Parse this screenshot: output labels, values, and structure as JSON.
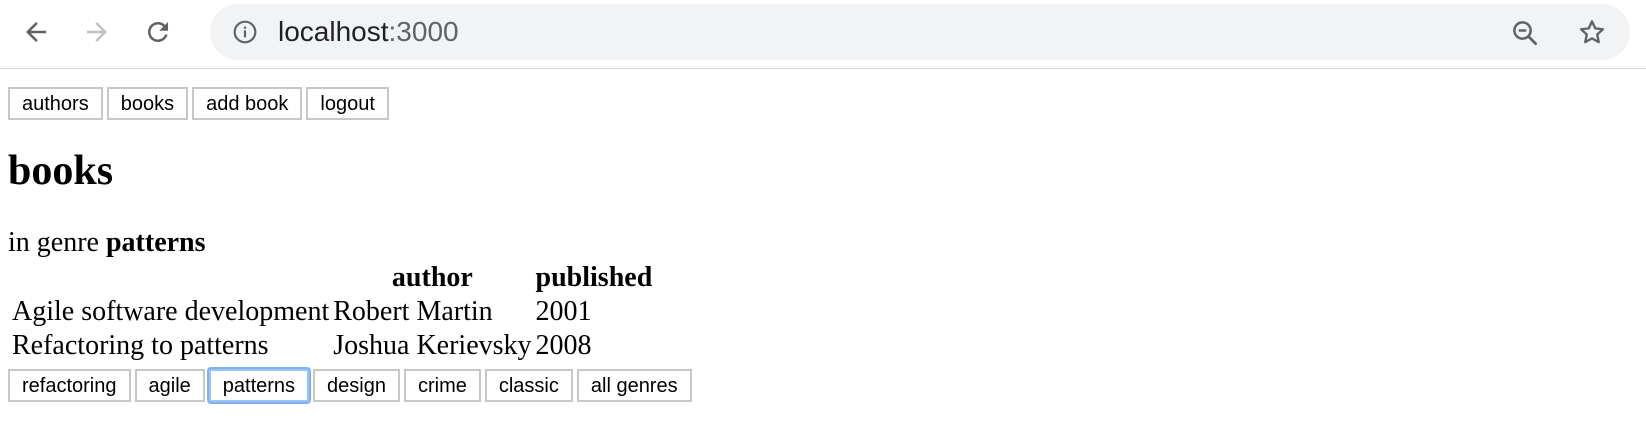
{
  "browser": {
    "url_host": "localhost",
    "url_port": ":3000",
    "icons": [
      "back-icon",
      "forward-icon",
      "reload-icon",
      "info-icon",
      "zoom-out-icon",
      "bookmark-star-icon"
    ]
  },
  "menu": {
    "authors": "authors",
    "books": "books",
    "add_book": "add book",
    "logout": "logout"
  },
  "page": {
    "title": "books",
    "genre_prefix": "in genre",
    "genre": "patterns"
  },
  "table": {
    "headers": [
      "",
      "author",
      "published"
    ],
    "rows": [
      {
        "title": "Agile software development",
        "author": "Robert Martin",
        "published": "2001"
      },
      {
        "title": "Refactoring to patterns",
        "author": "Joshua Kerievsky",
        "published": "2008"
      }
    ]
  },
  "genres": {
    "items": [
      "refactoring",
      "agile",
      "patterns",
      "design",
      "crime",
      "classic",
      "all genres"
    ],
    "selected": "patterns"
  }
}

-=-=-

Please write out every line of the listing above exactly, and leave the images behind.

* Result:
Parse this screenshot: output labels, values, and structure as JSON.
{
  "browser": {
    "url_host": "localhost",
    "url_port": ":3000",
    "icons": [
      "back-icon",
      "forward-icon",
      "reload-icon",
      "info-icon",
      "zoom-out-icon",
      "bookmark-star-icon"
    ]
  },
  "menu": {
    "authors": "authors",
    "books": "books",
    "add_book": "add book",
    "logout": "logout"
  },
  "page": {
    "title": "books",
    "genre_prefix": "in genre",
    "genre": "patterns"
  },
  "table": {
    "headers": [
      "",
      "author",
      "published"
    ],
    "rows": [
      {
        "title": "Agile software development",
        "author": "Robert Martin",
        "published": "2001"
      },
      {
        "title": "Refactoring to patterns",
        "author": "Joshua Kerievsky",
        "published": "2008"
      }
    ]
  },
  "genres": {
    "items": [
      "refactoring",
      "agile",
      "patterns",
      "design",
      "crime",
      "classic",
      "all genres"
    ],
    "selected": "patterns"
  }
}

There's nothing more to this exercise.